Task item: Below are some entries; state how many of their lines include the word "icon" and give no more than that number.

Listed records:
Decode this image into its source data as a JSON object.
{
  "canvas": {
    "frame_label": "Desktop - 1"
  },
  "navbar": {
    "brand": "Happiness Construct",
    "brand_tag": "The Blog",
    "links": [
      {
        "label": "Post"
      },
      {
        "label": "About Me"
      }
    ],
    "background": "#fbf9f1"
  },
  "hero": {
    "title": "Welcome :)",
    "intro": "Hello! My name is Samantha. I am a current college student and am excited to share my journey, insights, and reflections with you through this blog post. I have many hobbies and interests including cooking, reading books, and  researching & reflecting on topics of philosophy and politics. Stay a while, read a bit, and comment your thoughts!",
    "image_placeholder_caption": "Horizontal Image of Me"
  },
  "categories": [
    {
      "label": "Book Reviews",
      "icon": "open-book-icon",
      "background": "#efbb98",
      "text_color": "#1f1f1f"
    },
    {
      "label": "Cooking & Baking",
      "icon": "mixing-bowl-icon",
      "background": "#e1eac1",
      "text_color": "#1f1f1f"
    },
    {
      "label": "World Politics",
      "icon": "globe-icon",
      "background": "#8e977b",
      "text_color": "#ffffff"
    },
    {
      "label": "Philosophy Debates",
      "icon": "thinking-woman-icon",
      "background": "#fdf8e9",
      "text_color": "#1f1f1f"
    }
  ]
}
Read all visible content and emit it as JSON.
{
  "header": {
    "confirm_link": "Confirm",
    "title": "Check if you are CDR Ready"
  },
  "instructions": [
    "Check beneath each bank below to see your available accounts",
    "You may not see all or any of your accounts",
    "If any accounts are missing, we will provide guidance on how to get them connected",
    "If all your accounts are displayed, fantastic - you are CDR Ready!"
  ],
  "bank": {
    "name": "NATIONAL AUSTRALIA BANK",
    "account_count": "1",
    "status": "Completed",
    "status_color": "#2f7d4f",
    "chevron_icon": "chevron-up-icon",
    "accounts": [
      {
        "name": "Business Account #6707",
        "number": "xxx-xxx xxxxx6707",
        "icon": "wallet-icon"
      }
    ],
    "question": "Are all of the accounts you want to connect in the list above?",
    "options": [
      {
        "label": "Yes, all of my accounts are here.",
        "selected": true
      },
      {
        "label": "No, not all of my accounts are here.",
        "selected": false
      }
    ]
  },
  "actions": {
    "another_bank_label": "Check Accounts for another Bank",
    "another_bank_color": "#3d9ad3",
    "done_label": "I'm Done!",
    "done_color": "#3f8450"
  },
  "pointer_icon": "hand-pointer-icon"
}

Response area: 7